Edita reads The Art of Bedouin Jewellery 4

Edita reads The Art of Bedouin Jewellery 5

Edita reads The Art of Bedouin Jewellery 6

Edita reads The Art of Bedouin Jewellery 7

 

This book is an amazing profile of Saudi Arabia and the jewellery pieces specific to each region of the Kingdom. What I personally enjoyed looking at was the map of how semi-precious and precious stones, glasswork and design influences have travelled to the gardens of Allah from all over the world.

From medieval times, jewellery has been the sole luxury for the people of the dessert. Generally, the Bedouin people are very practical in the sense that all they really required are the bare necessities such as shelter, food, water, farming work and trade. The good life, the simple life. And yet there is nothing simple in the art of Bedouin jewellery. Local artisans are known for their scrupulous work when it comes to detailing and unique use of metal alloys.

Over the years what we now call Bedouin silver has earned a reputation of being a low grade, readily tarnished metal. Indeed, as it is tradition to melt down pieces belonging to past generations and create new artworks for the young, it is close to impossible to find historical pieces. By melting the silver and mixing in other metals, the purity of silver has gone down steadily, paradoxically adding charm and uniqueness to the craft.

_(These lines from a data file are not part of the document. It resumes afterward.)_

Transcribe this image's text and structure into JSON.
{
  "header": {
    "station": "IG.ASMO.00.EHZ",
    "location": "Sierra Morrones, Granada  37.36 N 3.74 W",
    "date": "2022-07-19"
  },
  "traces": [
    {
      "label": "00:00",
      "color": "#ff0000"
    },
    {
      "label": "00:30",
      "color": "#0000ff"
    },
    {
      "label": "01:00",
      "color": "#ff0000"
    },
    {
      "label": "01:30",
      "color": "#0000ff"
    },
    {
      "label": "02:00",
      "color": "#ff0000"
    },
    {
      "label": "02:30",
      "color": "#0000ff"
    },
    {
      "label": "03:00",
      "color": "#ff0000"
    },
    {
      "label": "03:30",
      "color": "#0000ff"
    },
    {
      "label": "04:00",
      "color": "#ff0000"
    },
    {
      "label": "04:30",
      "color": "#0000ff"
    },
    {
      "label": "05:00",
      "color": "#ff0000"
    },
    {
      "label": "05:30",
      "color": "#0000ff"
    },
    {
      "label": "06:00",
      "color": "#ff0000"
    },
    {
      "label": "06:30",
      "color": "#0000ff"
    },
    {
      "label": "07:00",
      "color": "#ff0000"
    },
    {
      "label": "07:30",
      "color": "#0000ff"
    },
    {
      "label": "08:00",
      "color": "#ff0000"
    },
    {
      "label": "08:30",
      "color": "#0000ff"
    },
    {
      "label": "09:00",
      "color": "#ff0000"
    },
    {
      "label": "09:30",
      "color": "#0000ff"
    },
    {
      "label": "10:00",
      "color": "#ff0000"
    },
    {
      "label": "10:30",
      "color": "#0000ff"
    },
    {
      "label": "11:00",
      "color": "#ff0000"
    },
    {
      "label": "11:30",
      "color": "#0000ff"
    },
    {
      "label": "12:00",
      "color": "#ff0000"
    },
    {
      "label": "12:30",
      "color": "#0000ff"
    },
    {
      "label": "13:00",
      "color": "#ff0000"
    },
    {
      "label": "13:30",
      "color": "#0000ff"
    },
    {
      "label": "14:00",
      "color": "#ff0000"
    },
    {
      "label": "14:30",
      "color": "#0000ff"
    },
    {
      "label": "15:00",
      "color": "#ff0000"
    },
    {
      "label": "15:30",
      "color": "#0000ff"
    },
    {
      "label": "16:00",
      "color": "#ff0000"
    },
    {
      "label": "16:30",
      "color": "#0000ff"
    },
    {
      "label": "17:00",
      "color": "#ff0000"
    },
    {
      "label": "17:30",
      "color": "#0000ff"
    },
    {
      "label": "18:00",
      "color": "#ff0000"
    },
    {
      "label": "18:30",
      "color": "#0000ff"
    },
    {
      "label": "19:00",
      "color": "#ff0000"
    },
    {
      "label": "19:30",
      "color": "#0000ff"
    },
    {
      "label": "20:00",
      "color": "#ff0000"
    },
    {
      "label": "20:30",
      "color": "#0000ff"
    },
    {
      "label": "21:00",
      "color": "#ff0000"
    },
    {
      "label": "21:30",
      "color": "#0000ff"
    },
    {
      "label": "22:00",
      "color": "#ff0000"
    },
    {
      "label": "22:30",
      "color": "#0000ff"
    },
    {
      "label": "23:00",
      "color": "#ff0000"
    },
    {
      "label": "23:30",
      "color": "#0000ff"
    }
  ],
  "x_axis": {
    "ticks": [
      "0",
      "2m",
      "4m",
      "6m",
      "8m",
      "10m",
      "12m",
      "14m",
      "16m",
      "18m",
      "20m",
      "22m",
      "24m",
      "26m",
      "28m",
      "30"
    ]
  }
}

There are now larger sales of Bedouin pieces around the world – but this does not derive from the fact that life’s good and demand is on the rise. On the contrary, the people of the dessert opt for selling their creations rather than keeping them. Some days are tougher than others.

But weddings are immune to tougher times. Any Bedouin bride, regardless of her status within the tribe, will wear the most epic of creations on the day of her wedding. Head, nose, neck, ears, waist – everything will be covered in artisan pieces, even if they are just borrowed for the day. Of course this makes me admire the devotion to tradition of the Bedouin people. I learn from them everyday.

While Bedouin jewellery can be bought almost anywhere these days, for the most unique pieces head over to the female-only souq in Riyadh, Saudi Arabia. I know one day I will.